Sunday, June 11, 2017

i don't know

There is an answer to every question, and sometimes, that answer is, "I don't know."

It seems like, nowadays, everyone is expected to be an expert at everything. This leads to trouble. If we feel like we can't say, "I don't know," it means we have to know. That's not a comfortable feeling.

We lash out.

We disappear with embarrassment.

We pretend we know and potentially mislead others.

We alienate other people.

I work with students who need to be explicitly taught that they are allowed to say, "I don't know". The difference in behavior is significant once they learn "I don't know" is an acceptable answer. When they think they have to know the answer to everything, they become highly agitated and use all means at their disposal to get out of the situation. Once they understand that they are not expected to know everything and can communicate when they don't, they relax. 
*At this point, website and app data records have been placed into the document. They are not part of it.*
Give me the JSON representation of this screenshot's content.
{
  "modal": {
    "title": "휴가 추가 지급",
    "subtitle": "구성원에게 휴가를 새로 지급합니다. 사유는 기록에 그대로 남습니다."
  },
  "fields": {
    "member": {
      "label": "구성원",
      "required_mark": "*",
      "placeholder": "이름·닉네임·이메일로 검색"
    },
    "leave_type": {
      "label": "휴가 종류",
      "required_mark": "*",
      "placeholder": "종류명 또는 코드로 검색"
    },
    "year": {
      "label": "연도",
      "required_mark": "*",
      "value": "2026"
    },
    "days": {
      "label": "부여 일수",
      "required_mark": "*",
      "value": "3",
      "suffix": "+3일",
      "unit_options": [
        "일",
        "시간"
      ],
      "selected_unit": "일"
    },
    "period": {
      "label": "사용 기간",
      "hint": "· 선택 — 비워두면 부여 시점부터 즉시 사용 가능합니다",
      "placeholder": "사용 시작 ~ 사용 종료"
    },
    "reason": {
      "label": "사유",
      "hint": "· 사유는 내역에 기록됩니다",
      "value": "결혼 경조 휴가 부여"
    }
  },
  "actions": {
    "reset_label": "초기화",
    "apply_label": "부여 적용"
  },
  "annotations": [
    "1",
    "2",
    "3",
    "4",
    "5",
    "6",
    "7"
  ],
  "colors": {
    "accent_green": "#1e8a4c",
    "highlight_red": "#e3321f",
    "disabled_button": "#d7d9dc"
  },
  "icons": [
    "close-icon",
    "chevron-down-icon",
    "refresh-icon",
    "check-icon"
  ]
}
I think most people are similar to my students in this way.

When we can say we don't know, we can seek assistance. When we can say we don't know, we can ask questions. When we can say we don't know, we can listen to answers. 

When we can say we don't know, we can learn.
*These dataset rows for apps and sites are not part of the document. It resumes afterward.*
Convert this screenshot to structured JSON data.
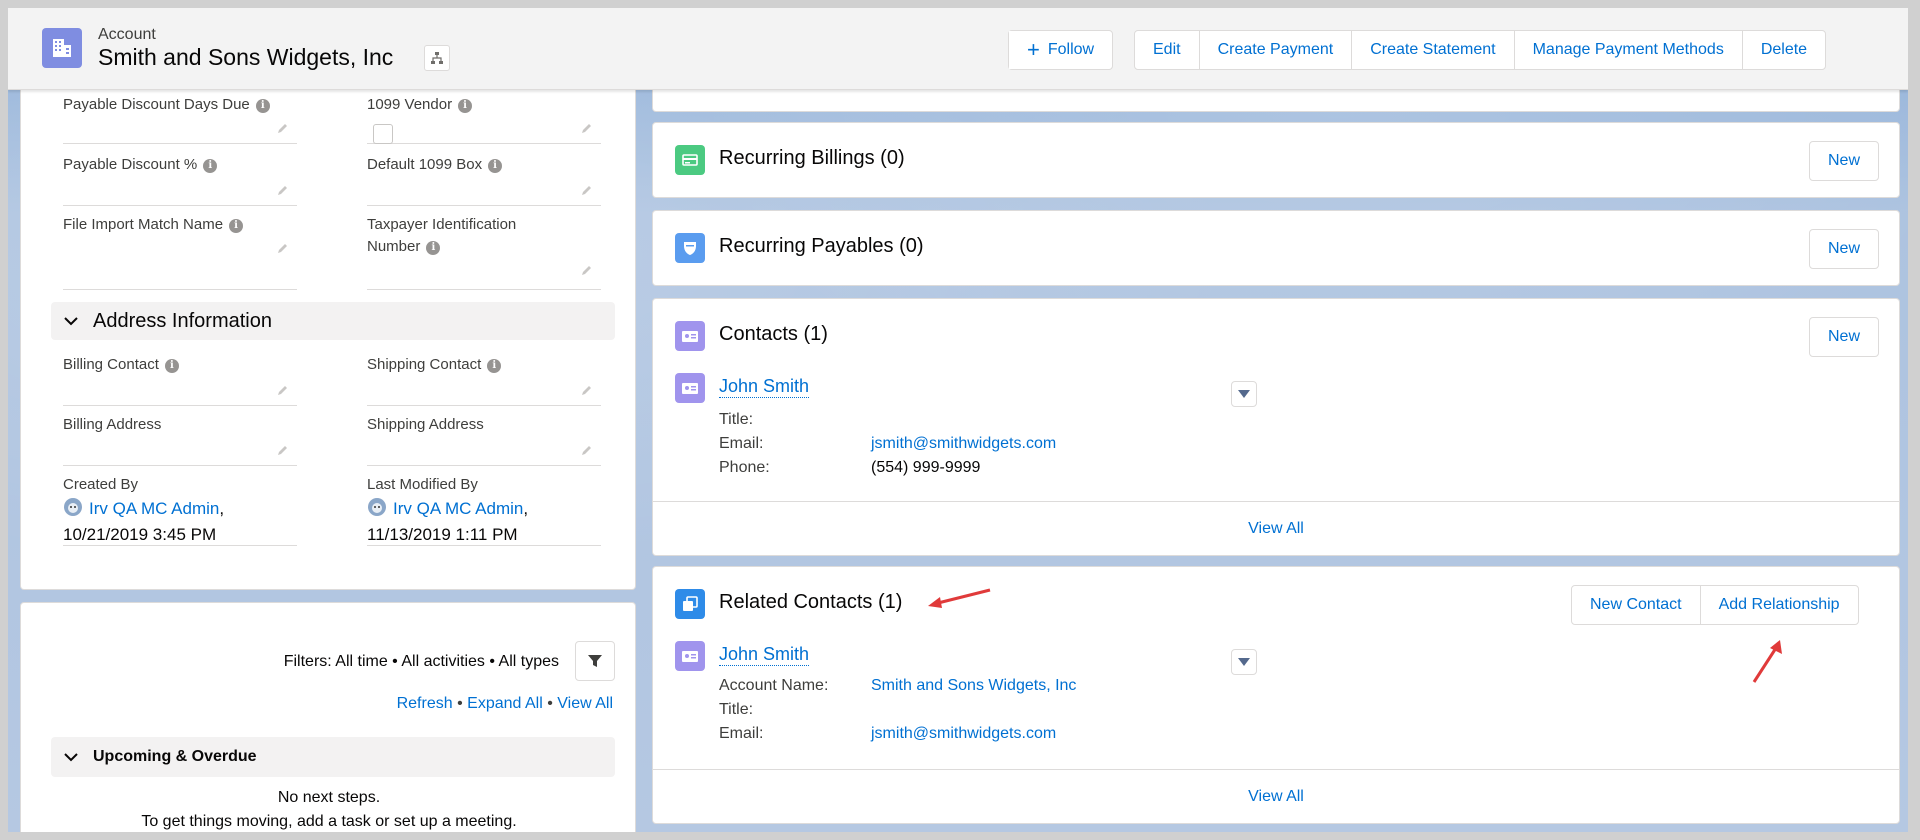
{
  "header": {
    "object_type": "Account",
    "title": "Smith and Sons Widgets, Inc",
    "buttons": [
      "Follow",
      "Edit",
      "Create Payment",
      "Create Statement",
      "Manage Payment Methods",
      "Delete"
    ]
  },
  "details": {
    "payable_discount_days_due": "Payable Discount Days Due",
    "vendor_1099": "1099 Vendor",
    "payable_discount_pct": "Payable Discount %",
    "default_1099_box": "Default 1099 Box",
    "file_import_match_name": "File Import Match Name",
    "taxpayer_id_line1": "Taxpayer Identification",
    "taxpayer_id_line2": "Number",
    "address_section": "Address Information",
    "billing_contact": "Billing Contact",
    "shipping_contact": "Shipping Contact",
    "billing_address": "Billing Address",
    "shipping_address": "Shipping Address",
    "created_by_label": "Created By",
    "created_by_user": "Irv QA MC Admin",
    "created_by_date": "10/21/2019 3:45 PM",
    "last_modified_label": "Last Modified By",
    "last_modified_user": "Irv QA MC Admin",
    "last_modified_date": "11/13/2019 1:11 PM",
    "comma": ","
  },
  "activity": {
    "filters": "Filters: All time • All activities • All types",
    "refresh": "Refresh",
    "expand_all": "Expand All",
    "view_all": "View All",
    "sep": "•",
    "upcoming": "Upcoming & Overdue",
    "no_steps": "No next steps.",
    "hint": "To get things moving, add a task or set up a meeting."
  },
  "related": {
    "recurring_billings": {
      "title": "Recurring Billings (0)",
      "new": "New"
    },
    "recurring_payables": {
      "title": "Recurring Payables (0)",
      "new": "New"
    },
    "contacts": {
      "title": "Contacts (1)",
      "new": "New",
      "name": "John Smith",
      "title_label": "Title:",
      "email_label": "Email:",
      "email": "jsmith@smithwidgets.com",
      "phone_label": "Phone:",
      "phone": "(554) 999-9999",
      "view_all": "View All"
    },
    "related_contacts": {
      "title": "Related Contacts (1)",
      "new_contact": "New Contact",
      "add_relationship": "Add Relationship",
      "name": "John Smith",
      "account_label": "Account Name:",
      "account": "Smith and Sons Widgets, Inc",
      "title_label": "Title:",
      "email_label": "Email:",
      "email": "jsmith@smithwidgets.com",
      "view_all": "View All"
    }
  },
  "colors": {
    "brand_link": "#0070d2",
    "account_icon": "#7f8de1",
    "billing_icon": "#4bca81",
    "payables_icon": "#5a9cef",
    "contact_icon": "#a094ed",
    "related_contacts_icon": "#2e8be8",
    "annotation_arrow": "#e03a3a"
  }
}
I don't know everything, but I do know that.

Saturday, June 10, 2017

not an award winner

Way back in December 2016, which seems like a million years ago now, I won an award for writing. It was the first one I had ever won. It was a strange feeling to win --so odd, in fact, I wrote a blog post about it, as one does when one is prone to process life through written words. Here's that blog post: award winner?

Because I am a compulsive teacher as well as a compulsive writer, I feel the need to write that post's companion. This one is about a theme as familiar as old clothing, yet it feels as comfortable as I hear a hairshirt is supposed to be. 
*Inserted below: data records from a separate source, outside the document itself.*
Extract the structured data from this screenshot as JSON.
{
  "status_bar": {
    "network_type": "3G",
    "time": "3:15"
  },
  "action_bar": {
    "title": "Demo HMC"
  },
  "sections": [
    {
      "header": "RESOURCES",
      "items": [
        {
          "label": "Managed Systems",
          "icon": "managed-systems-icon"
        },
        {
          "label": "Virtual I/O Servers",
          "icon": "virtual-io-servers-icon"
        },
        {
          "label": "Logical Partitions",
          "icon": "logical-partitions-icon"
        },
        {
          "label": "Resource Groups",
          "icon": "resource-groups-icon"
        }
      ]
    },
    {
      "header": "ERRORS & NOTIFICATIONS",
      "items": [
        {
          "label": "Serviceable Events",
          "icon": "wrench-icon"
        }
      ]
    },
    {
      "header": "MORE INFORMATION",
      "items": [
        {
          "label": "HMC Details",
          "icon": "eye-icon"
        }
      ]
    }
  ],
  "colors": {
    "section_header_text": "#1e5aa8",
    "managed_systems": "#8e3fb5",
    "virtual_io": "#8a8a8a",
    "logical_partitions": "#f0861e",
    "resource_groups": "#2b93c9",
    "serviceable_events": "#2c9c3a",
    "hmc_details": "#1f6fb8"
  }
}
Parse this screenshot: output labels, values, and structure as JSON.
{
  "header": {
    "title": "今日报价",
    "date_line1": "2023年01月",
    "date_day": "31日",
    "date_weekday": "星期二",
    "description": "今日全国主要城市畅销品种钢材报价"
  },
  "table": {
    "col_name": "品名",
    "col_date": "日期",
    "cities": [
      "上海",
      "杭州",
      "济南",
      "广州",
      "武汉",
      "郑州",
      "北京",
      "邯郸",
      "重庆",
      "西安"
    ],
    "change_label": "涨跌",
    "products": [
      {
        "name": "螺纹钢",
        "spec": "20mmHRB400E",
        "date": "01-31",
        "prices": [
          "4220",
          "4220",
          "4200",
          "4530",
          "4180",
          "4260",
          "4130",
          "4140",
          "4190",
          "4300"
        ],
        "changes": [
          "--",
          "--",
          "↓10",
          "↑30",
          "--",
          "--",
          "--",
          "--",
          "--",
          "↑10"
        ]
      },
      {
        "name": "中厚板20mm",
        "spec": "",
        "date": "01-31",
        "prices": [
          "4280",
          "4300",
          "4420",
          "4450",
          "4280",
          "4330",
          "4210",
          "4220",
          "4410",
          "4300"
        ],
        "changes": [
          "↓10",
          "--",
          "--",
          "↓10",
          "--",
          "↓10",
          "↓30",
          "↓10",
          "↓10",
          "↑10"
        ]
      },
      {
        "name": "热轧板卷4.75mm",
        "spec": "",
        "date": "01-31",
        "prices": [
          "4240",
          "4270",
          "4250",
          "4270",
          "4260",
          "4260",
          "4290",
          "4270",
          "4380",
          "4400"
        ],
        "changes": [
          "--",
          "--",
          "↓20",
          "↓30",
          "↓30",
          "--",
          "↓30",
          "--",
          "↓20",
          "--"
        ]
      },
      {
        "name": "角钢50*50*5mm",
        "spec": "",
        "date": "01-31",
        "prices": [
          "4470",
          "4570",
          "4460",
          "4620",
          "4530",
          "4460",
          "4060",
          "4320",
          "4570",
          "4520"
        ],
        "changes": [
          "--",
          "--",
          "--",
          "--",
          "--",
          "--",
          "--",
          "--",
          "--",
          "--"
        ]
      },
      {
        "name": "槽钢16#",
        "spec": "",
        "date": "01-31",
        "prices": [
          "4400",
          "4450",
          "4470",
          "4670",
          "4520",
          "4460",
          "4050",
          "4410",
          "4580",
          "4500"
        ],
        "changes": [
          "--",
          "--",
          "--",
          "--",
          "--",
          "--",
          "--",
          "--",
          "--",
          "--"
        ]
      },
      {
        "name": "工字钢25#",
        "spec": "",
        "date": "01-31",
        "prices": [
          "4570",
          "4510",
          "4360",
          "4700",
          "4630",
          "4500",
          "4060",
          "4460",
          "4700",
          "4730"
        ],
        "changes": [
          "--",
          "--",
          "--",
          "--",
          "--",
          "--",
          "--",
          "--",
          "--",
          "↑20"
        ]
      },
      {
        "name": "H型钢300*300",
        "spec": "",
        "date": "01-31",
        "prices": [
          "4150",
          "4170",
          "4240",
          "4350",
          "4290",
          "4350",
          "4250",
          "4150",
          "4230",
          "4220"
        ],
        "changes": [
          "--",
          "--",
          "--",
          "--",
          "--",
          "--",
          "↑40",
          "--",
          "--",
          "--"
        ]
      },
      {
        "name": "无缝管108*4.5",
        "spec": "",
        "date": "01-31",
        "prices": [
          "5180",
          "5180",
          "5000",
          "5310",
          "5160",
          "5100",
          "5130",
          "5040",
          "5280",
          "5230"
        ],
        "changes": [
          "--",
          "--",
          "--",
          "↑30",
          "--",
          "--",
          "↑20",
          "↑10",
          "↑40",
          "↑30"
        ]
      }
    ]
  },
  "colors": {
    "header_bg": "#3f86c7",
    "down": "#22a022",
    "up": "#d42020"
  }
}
I entered a contest some months back. I worked as hard as I could on the story. I sent it in. The winners' names were revealed and ...nothing. Not a winner, not a finalist, not a runner up. The story (my story) was "released". Not that kind of "released". The other kind --the kind more closely associated with discontinuing employment.

It is a disappointment. No one writes a story to be told "no, thank you". No one edits to be ignored. There is always that hope in there that something you needed to say connected with an audience. There are times, though, when the answer is crickets and tumbleweed.

Here is where I kick into writer self-help mode. This is why I'm writing this post. I'm not into humiliating myself. It's because I know that I am not the only person who goes through this, and maybe I do something that would be helpful for you to try unless everything you write is accepted for publication and is universally lauded (which, frankly, smacks of delusion).

What I am doing:
1. Reviewing the old blog post. I am fortunate to have something to look back on where I suspect an objective third-party liked something I wrote. I say "I suspect [they] liked" it because of the prize. Which brings me to number two ...

2. Remembering that people read it and enjoyed it. There is always the suspicion in there that the people reading it were being nice, but I was fortunate in that the people gave very specific feedback and that is what told me it might not all be kindness to my poor writer's ego. (An aside: if you read for a friend, please be honest --not brutal, mind, but say what you liked and what didn't work for you.)

3. Remembering that reading is a subjective experience. What I like may not be for you, or maybe it is. It is all dependent on individual tastes. In this case, my taste was not the same as the judges' taste. I looked to see what won. That helped me understand further what their taste was and to see what worked for them, and to understand it was the wrong piece for that audience.

4. Thinking about the details of new projects. It is hard to think about disappointment when you're thinking about what to do with a particular scene or a particular character. Or you can focus on what's going on around you. Basically, think about something else. No one can think about two things at once.

and, my favorite,

5. Sillying or listening to music. Both of these things help me feel better. Laughing about nothing is enjoyable. Music is that thing without words that makes the world take on a brighter aspect.

What do you do that helps you handle writer (or other) disappointment?